Oh, what a difference an iMac makes.
It’s also what makes Apple so hard for marketers to comprehend. Most analyses of the company’s branding success get it wrong. They highlight specific qualities: The ads were great; product design trumped the competition; the packaging was exquisite; Jobs was a magician, capable of casting a “reality distortion field” on anyone in his presence.
No, he was an entrepreneur, just like the rest of us. And, by inventing a new reality, he ruined branding as we knew it.
Apple blew up the rules of branding because Jobs simply didn’t recognize them. He didn’t follow the approved checklist, and he never did what he was supposed to do. He knew that someone else’s success wouldn’t be his own, not because of his ego, but because it’s a fact that imitating others has never resulted in great successes. He left it to Apple’s competitors to produce lame, unsold computers with colorful lids, knockoff ads that inadvertently made Apple look better and a world of smartphones and tablets that look like iPhones and iPads.
Apple blew up the rules of branding because Jobs simply didn’t recognize them.
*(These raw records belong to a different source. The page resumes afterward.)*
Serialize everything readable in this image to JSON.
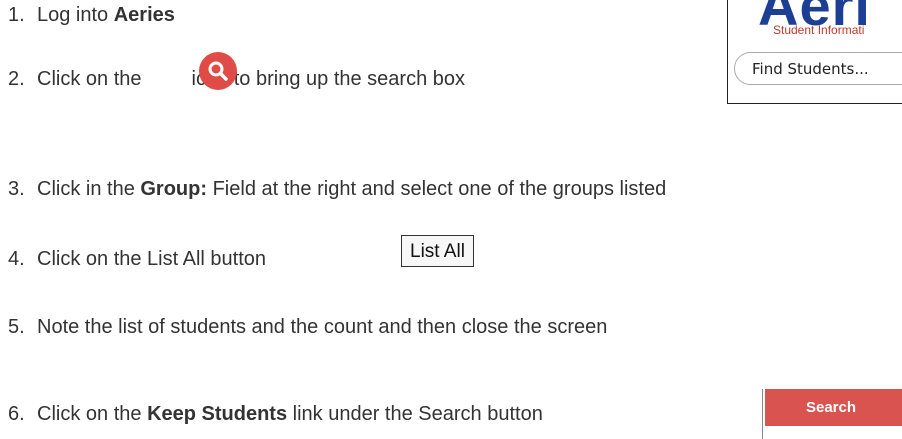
{
  "steps": [
    {
      "num": "1.",
      "pre": "Log into ",
      "bold": "Aeries",
      "post": ""
    },
    {
      "num": "2.",
      "pre": "Click on the",
      "post": "icon to bring up the search box"
    },
    {
      "num": "3.",
      "pre": "Click in the ",
      "bold": "Group:",
      "post": " Field at the right and select one of the groups listed"
    },
    {
      "num": "4.",
      "pre": "Click on the List All button"
    },
    {
      "num": "5.",
      "pre": "Note the list of students and the count and then close the screen"
    },
    {
      "num": "6.",
      "pre": "Click on the ",
      "bold": "Keep Students",
      "post": " link under the Search button"
    }
  ],
  "icons": {
    "search": "search-icon"
  },
  "colors": {
    "search_icon_bg": "#e04a47",
    "aeries_blue": "#1c3f95",
    "search_button_bg": "#d9534f"
  },
  "list_all_button": {
    "label": "List All"
  },
  "aeries_logo": {
    "word": "Aeri",
    "subtitle": "Student Informati"
  },
  "find_students": {
    "placeholder": "Find Students..."
  },
  "search_button": {
    "label": "Search"
  }
}
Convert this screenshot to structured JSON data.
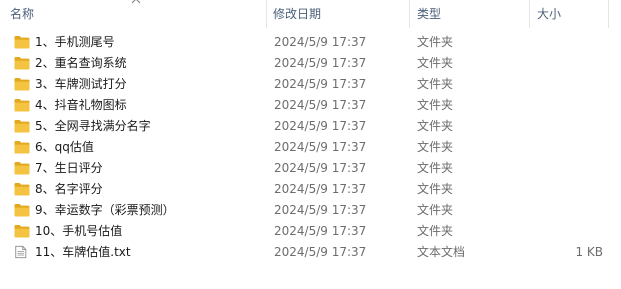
{
  "columns": {
    "name": "名称",
    "date": "修改日期",
    "type": "类型",
    "size": "大小"
  },
  "colors": {
    "folder": "#f5c342",
    "folder_dark": "#e3a91e",
    "header_text": "#4c607a"
  },
  "files": [
    {
      "name": "1、手机测尾号",
      "date": "2024/5/9 17:37",
      "type": "文件夹",
      "size": "",
      "icon": "folder-icon"
    },
    {
      "name": "2、重名查询系统",
      "date": "2024/5/9 17:37",
      "type": "文件夹",
      "size": "",
      "icon": "folder-icon"
    },
    {
      "name": "3、车牌测试打分",
      "date": "2024/5/9 17:37",
      "type": "文件夹",
      "size": "",
      "icon": "folder-icon"
    },
    {
      "name": "4、抖音礼物图标",
      "date": "2024/5/9 17:37",
      "type": "文件夹",
      "size": "",
      "icon": "folder-icon"
    },
    {
      "name": "5、全网寻找满分名字",
      "date": "2024/5/9 17:37",
      "type": "文件夹",
      "size": "",
      "icon": "folder-icon"
    },
    {
      "name": "6、qq估值",
      "date": "2024/5/9 17:37",
      "type": "文件夹",
      "size": "",
      "icon": "folder-icon"
    },
    {
      "name": "7、生日评分",
      "date": "2024/5/9 17:37",
      "type": "文件夹",
      "size": "",
      "icon": "folder-icon"
    },
    {
      "name": "8、名字评分",
      "date": "2024/5/9 17:37",
      "type": "文件夹",
      "size": "",
      "icon": "folder-icon"
    },
    {
      "name": "9、幸运数字（彩票预测）",
      "date": "2024/5/9 17:37",
      "type": "文件夹",
      "size": "",
      "icon": "folder-icon"
    },
    {
      "name": "10、手机号估值",
      "date": "2024/5/9 17:37",
      "type": "文件夹",
      "size": "",
      "icon": "folder-icon"
    },
    {
      "name": "11、车牌估值.txt",
      "date": "2024/5/9 17:37",
      "type": "文本文档",
      "size": "1 KB",
      "icon": "text-file-icon"
    }
  ]
}
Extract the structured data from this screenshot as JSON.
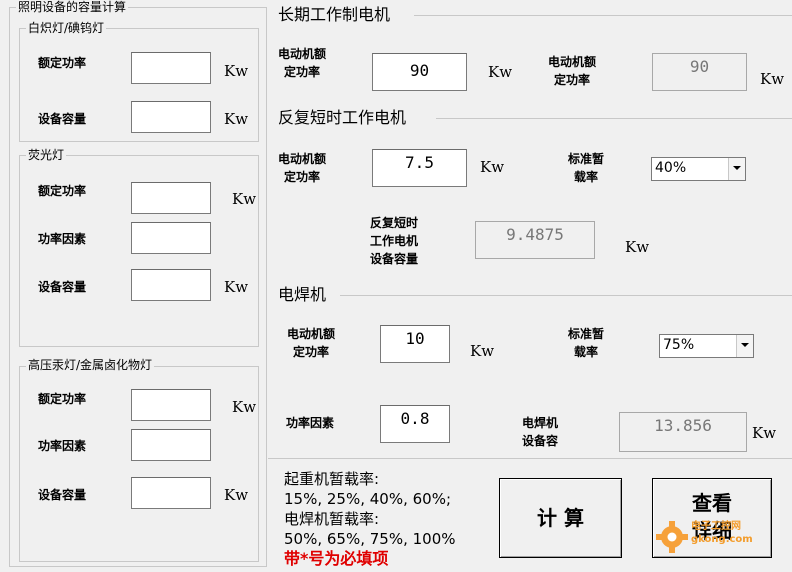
{
  "lighting": {
    "title": "照明设备的容量计算",
    "incandescent": {
      "title": "白炽灯/碘钨灯",
      "rated_power_label": "额定功率",
      "capacity_label": "设备容量",
      "rated_power_value": "",
      "capacity_value": "",
      "unit": "Kw"
    },
    "fluorescent": {
      "title": "荧光灯",
      "rated_power_label": "额定功率",
      "power_factor_label": "功率因素",
      "capacity_label": "设备容量",
      "rated_power_value": "",
      "power_factor_value": "",
      "capacity_value": "",
      "unit": "Kw"
    },
    "hid": {
      "title": "高压汞灯/金属卤化物灯",
      "rated_power_label": "额定功率",
      "power_factor_label": "功率因素",
      "capacity_label": "设备容量",
      "rated_power_value": "",
      "power_factor_value": "",
      "capacity_value": "",
      "unit": "Kw"
    }
  },
  "long_term": {
    "title": "长期工作制电机",
    "rated_power_label": "电动机额\n定功率",
    "rated_power_value": "90",
    "unit": "Kw",
    "motor_capacity_label": "电动机额\n定功率",
    "motor_capacity_value": "90",
    "unit2": "Kw"
  },
  "short_term": {
    "title": "反复短时工作电机",
    "rated_power_label": "电动机额\n定功率",
    "rated_power_value": "7.5",
    "unit": "Kw",
    "duty_label": "标准暂\n载率",
    "duty_value": "40%",
    "capacity_label": "反复短时\n工作电机\n设备容量",
    "capacity_value": "9.4875",
    "unit2": "Kw"
  },
  "welder": {
    "title": "电焊机",
    "rated_power_label": "电动机额\n定功率",
    "rated_power_value": "10",
    "unit": "Kw",
    "duty_label": "标准暂\n载率",
    "duty_value": "75%",
    "power_factor_label": "功率因素",
    "power_factor_value": "0.8",
    "capacity_label": "电焊机\n设备容",
    "capacity_value": "13.856",
    "unit2": "Kw"
  },
  "notes": {
    "line1": "起重机暂载率:",
    "line2": "15%, 25%, 40%, 60%;",
    "line3": "电焊机暂载率:",
    "line4": "50%, 65%, 75%, 100%",
    "required": "带*号为必填项"
  },
  "buttons": {
    "calculate": "计 算",
    "details": "查看\n详细"
  },
  "watermark": "电子工控网\ngkong.com"
}
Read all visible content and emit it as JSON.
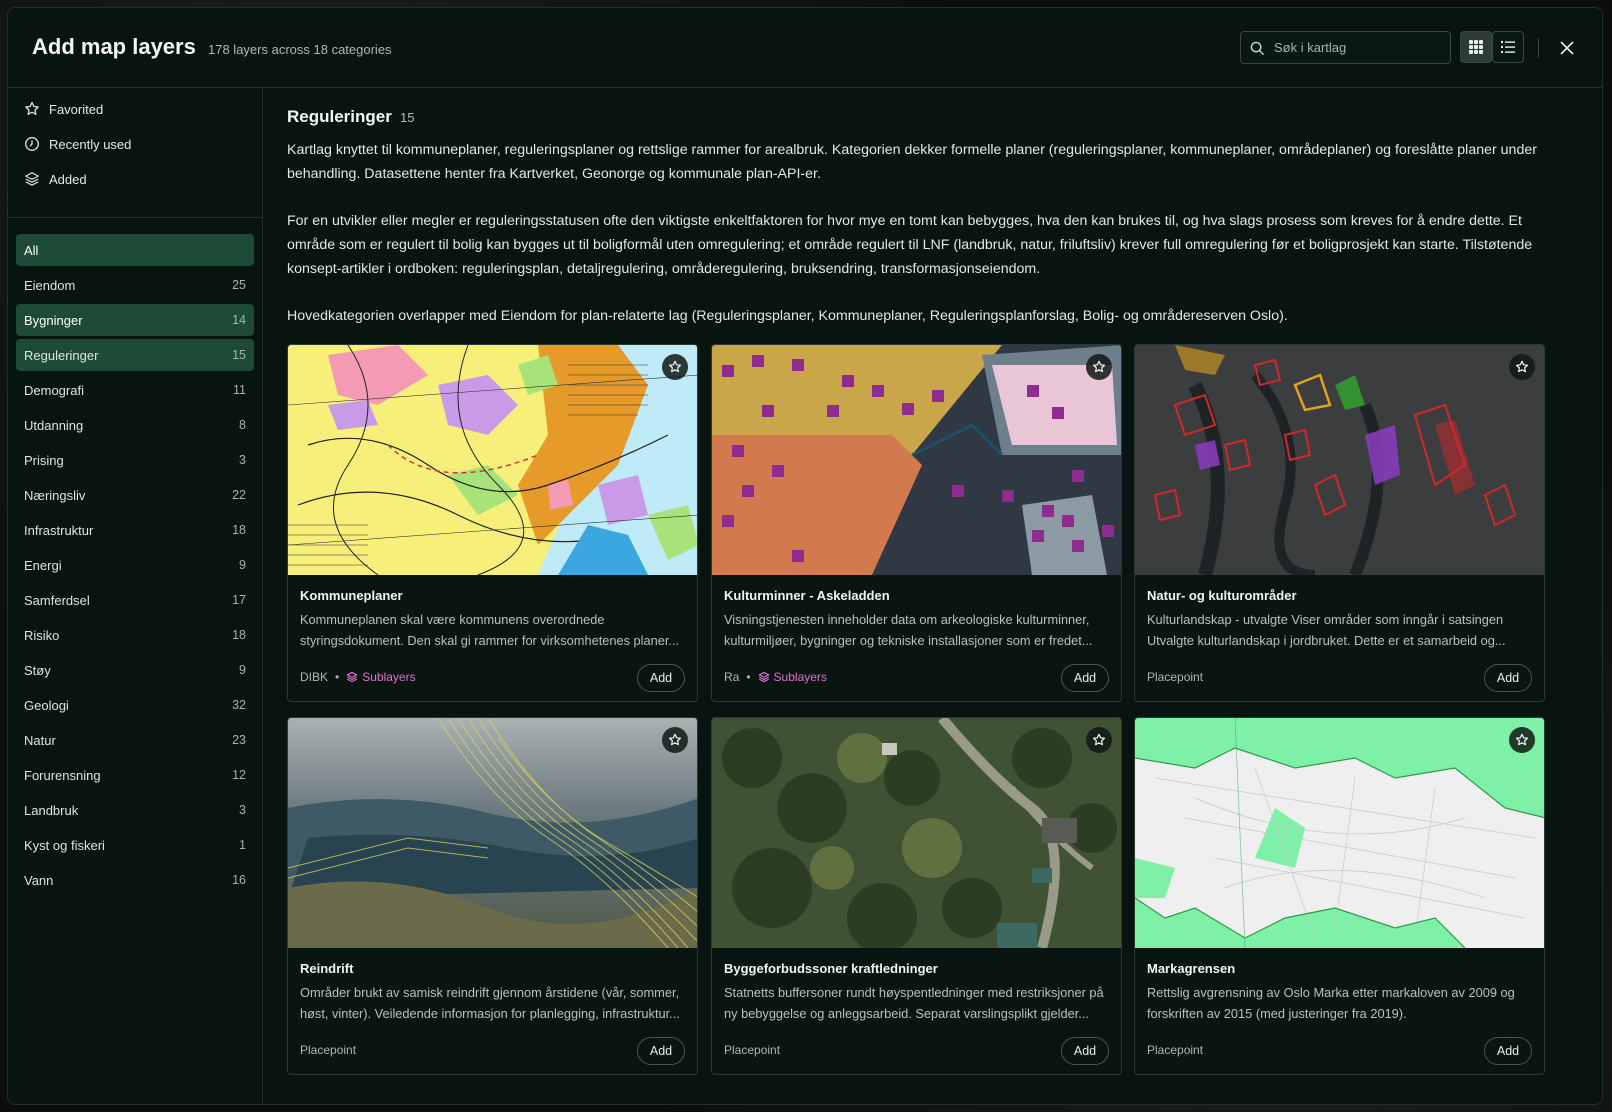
{
  "header": {
    "title": "Add map layers",
    "subtitle": "178 layers across 18 categories",
    "search_placeholder": "Søk i kartlag"
  },
  "sidebar": {
    "quick": [
      {
        "label": "Favorited",
        "icon": "star-icon"
      },
      {
        "label": "Recently used",
        "icon": "clock-icon"
      },
      {
        "label": "Added",
        "icon": "layers-icon"
      }
    ],
    "categories": [
      {
        "label": "All",
        "count": ""
      },
      {
        "label": "Eiendom",
        "count": "25"
      },
      {
        "label": "Bygninger",
        "count": "14"
      },
      {
        "label": "Reguleringer",
        "count": "15"
      },
      {
        "label": "Demografi",
        "count": "11"
      },
      {
        "label": "Utdanning",
        "count": "8"
      },
      {
        "label": "Prising",
        "count": "3"
      },
      {
        "label": "Næringsliv",
        "count": "22"
      },
      {
        "label": "Infrastruktur",
        "count": "18"
      },
      {
        "label": "Energi",
        "count": "9"
      },
      {
        "label": "Samferdsel",
        "count": "17"
      },
      {
        "label": "Risiko",
        "count": "18"
      },
      {
        "label": "Støy",
        "count": "9"
      },
      {
        "label": "Geologi",
        "count": "32"
      },
      {
        "label": "Natur",
        "count": "23"
      },
      {
        "label": "Forurensning",
        "count": "12"
      },
      {
        "label": "Landbruk",
        "count": "3"
      },
      {
        "label": "Kyst og fiskeri",
        "count": "1"
      },
      {
        "label": "Vann",
        "count": "16"
      }
    ]
  },
  "main": {
    "category_title": "Reguleringer",
    "category_count": "15",
    "description": [
      "Kartlag knyttet til kommuneplaner, reguleringsplaner og rettslige rammer for arealbruk. Kategorien dekker formelle planer (reguleringsplaner, kommuneplaner, områdeplaner) og foreslåtte planer under behandling. Datasettene henter fra Kartverket, Geonorge og kommunale plan-API-er.",
      "For en utvikler eller megler er reguleringsstatusen ofte den viktigste enkeltfaktoren for hvor mye en tomt kan bebygges, hva den kan brukes til, og hva slags prosess som kreves for å endre dette. Et område som er regulert til bolig kan bygges ut til boligformål uten omregulering; et område regulert til LNF (landbruk, natur, friluftsliv) krever full omregulering før et boligprosjekt kan starte. Tilstøtende konsept-artikler i ordboken: reguleringsplan, detaljregulering, områderegulering, bruksendring, transformasjonseiendom.",
      "Hovedkategorien overlapper med Eiendom for plan-relaterte lag (Reguleringsplaner, Kommuneplaner, Reguleringsplanforslag, Bolig- og områdereserven Oslo)."
    ],
    "cards": [
      {
        "title": "Kommuneplaner",
        "desc": "Kommuneplanen skal være kommunens overordnede styringsdokument. Den skal gi rammer for virksomhetenes planer...",
        "source": "DIBK",
        "sublayers": "Sublayers",
        "add": "Add"
      },
      {
        "title": "Kulturminner - Askeladden",
        "desc": "Visningstjenesten inneholder data om arkeologiske kulturminner, kulturmiljøer, bygninger og tekniske installasjoner som er fredet...",
        "source": "Ra",
        "sublayers": "Sublayers",
        "add": "Add"
      },
      {
        "title": "Natur- og kulturområder",
        "desc": "Kulturlandskap - utvalgte Viser områder som inngår i satsingen Utvalgte kulturlandskap i jordbruket. Dette er et samarbeid og...",
        "source": "Placepoint",
        "sublayers": "",
        "add": "Add"
      },
      {
        "title": "Reindrift",
        "desc": "Områder brukt av samisk reindrift gjennom årstidene (vår, sommer, høst, vinter). Veiledende informasjon for planlegging, infrastruktur...",
        "source": "Placepoint",
        "sublayers": "",
        "add": "Add"
      },
      {
        "title": "Byggeforbudssoner kraftledninger",
        "desc": "Statnetts buffersoner rundt høyspentledninger med restriksjoner på ny bebyggelse og anleggsarbeid. Separat varslingsplikt gjelder...",
        "source": "Placepoint",
        "sublayers": "",
        "add": "Add"
      },
      {
        "title": "Markagrensen",
        "desc": "Rettslig avgrensning av Oslo Marka etter markaloven av 2009 og forskriften av 2015 (med justeringer fra 2019).",
        "source": "Placepoint",
        "sublayers": "",
        "add": "Add"
      }
    ]
  },
  "colors": {
    "accent": "#1d4b37",
    "sublayer": "#e86fcf",
    "background": "#071410"
  }
}
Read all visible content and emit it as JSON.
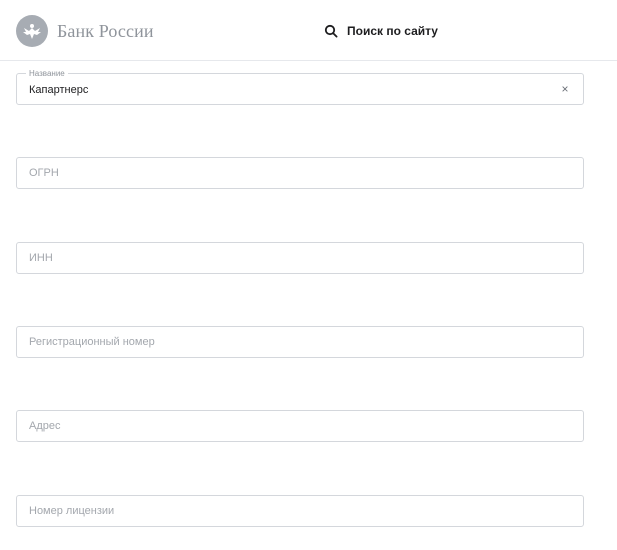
{
  "header": {
    "logo_text": "Банк России",
    "search_label": "Поиск по сайту"
  },
  "form": {
    "name": {
      "label": "Название",
      "value": "Капартнерс",
      "clear": "×"
    },
    "ogrn": {
      "placeholder": "ОГРН"
    },
    "inn": {
      "placeholder": "ИНН"
    },
    "reg_number": {
      "placeholder": "Регистрационный номер"
    },
    "address": {
      "placeholder": "Адрес"
    },
    "license": {
      "placeholder": "Номер лицензии"
    }
  },
  "colors": {
    "text": "#1d1d1f",
    "muted": "#8f949b",
    "placeholder": "#a3a7ad",
    "border": "#d4d7dc"
  }
}
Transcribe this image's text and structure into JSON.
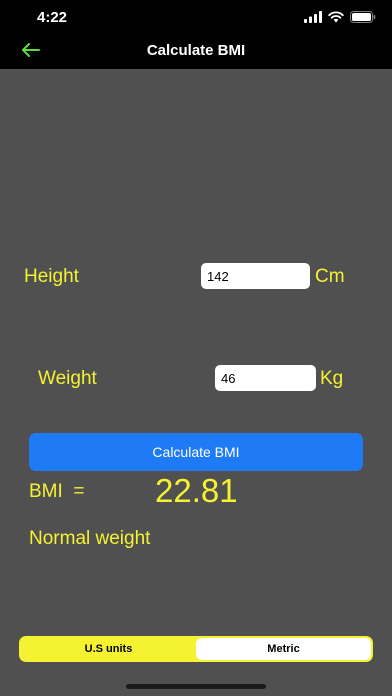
{
  "status_bar": {
    "time": "4:22",
    "icons": [
      "signal-icon",
      "wifi-icon",
      "battery-icon"
    ]
  },
  "nav": {
    "title": "Calculate BMI",
    "back_icon": "back-arrow-icon"
  },
  "form": {
    "height_label": "Height",
    "height_value": "142",
    "height_unit": "Cm",
    "weight_label": "Weight",
    "weight_value": "46",
    "weight_unit": "Kg"
  },
  "calculate_button": "Calculate BMI",
  "result": {
    "bmi_label": "BMI  =",
    "bmi_value": "22.81",
    "category": "Normal weight"
  },
  "units_segment": {
    "options": [
      "U.S units",
      "Metric"
    ],
    "selected": "Metric"
  },
  "colors": {
    "accent_yellow": "#f5f232",
    "button_blue": "#1e7bf5",
    "background": "#505050",
    "back_arrow": "#5fdc3c"
  }
}
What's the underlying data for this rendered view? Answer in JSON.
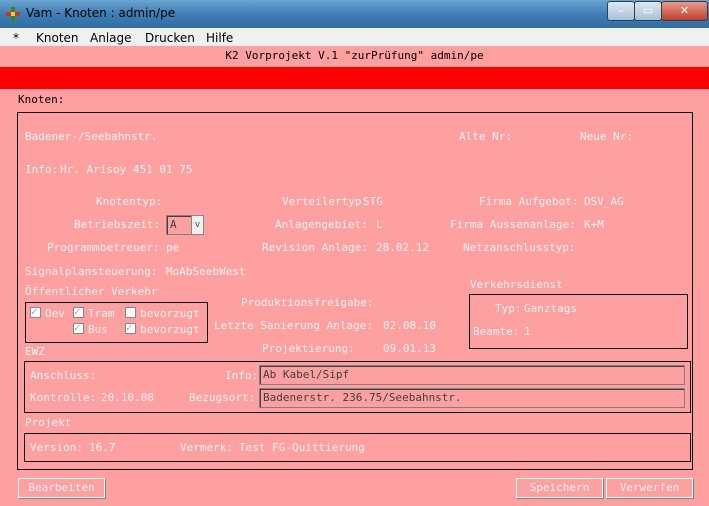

He didn’t follow the approved checklist, and he never did what he was supposed to do.
In doing so, Apple focused on doing one thing right: It was a business with a vision, a sometimes monomaniacal approach to operations, and a product and service offering that was consistent with its purpose.
Jobs’ insight was that you can never connect emotionally or meaningfully with customers by conceiving great marketing. No segmenting, strategy, technology or psychological insight will deliver a great brand. You must deliver a great business. The brand will be the words and emotions people use to narrate it. Jobs focused on the cart, yet even today, most marketers confuse it for the horse.
The bad news is that you can’t copy how Apple executed on this promise. You can, however, copy the basic strategy, whether you’re a startup or a multibillion-dollar brand. Do things better or, better yet, uniquely. Care about the details of your business more than your competitors do. Discover novel ways to communicate with customers. Circle back and improve what could get better, and replace what can’t with something else. Then repeat.
Apple ruined branding as we know it.
Attribution: JONATHAN SALEM BASKIN